Shares in Shire Pharmaceuticals have fallen 10% after its best-selling drug was withdrawn from sale in Canada amid reports linking it to 20 sudden deaths.
Most of Adderall XR's sales come from the US market
Regulators said data showed 14 children and six adults had died after taking the usual recommended doses of hyperactivity treatment Adderall XR.
Shire said it disagreed with the findings and remained confident in the safety and effectiveness of the drug.
The Hampshire-based firm is the UK's third largest pharmaceutical company.
Most sales of Adderall XR come from the US.
In 2003 the drug, which is only available in North America, accounted for $474m (£255m) in sales, about half of Shire's total turnover.
Health Canada said none of the deaths involving people using Adderall XR were in the country, neither were 12 reports of strokes linked to the drug.
The US Food and Drug Administration (FDA) reviewed the same data as Health Canada last year, which resulted in a warning being added to the drug's labelling.
Shire said it was looking at changing the labelling in Canada to stress Adderall XR should not be used by children or adults with heart problems.
"The labelling updating with Health Canada was part of Shire's regular ongoing process of revising the product label with information gathered during the lifetime of the drug," it said in a statement.
Shares in Shire closed down 10.05% at 593.5 pence.
Drug regulators across the world are taking a tough stance on safety after a number of high-profile cases.
In September, Merck withdrew its Vioxx painkiller after clinical tests showed it raised the risk of heart attacks.

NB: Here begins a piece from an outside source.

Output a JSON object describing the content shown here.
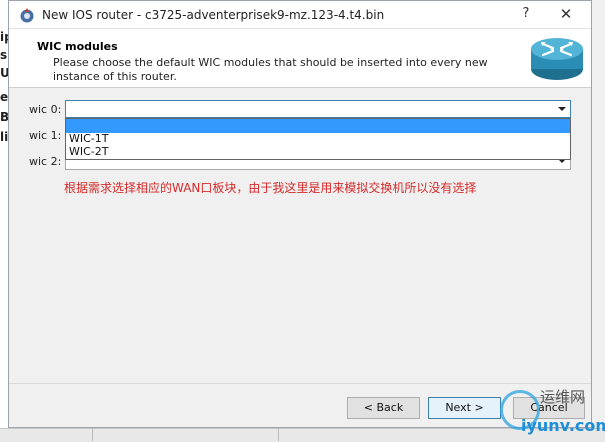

Analysts, however, do not think the Canadian decision will have a long-term impact on Shire.
"Unless there is something lurking in the data that the FDA hasn't seen then it is unlikely to lead to a withdrawal in the US, which would be a massive blow to them," said Dr Jonathan Senior, of Evolution Securities.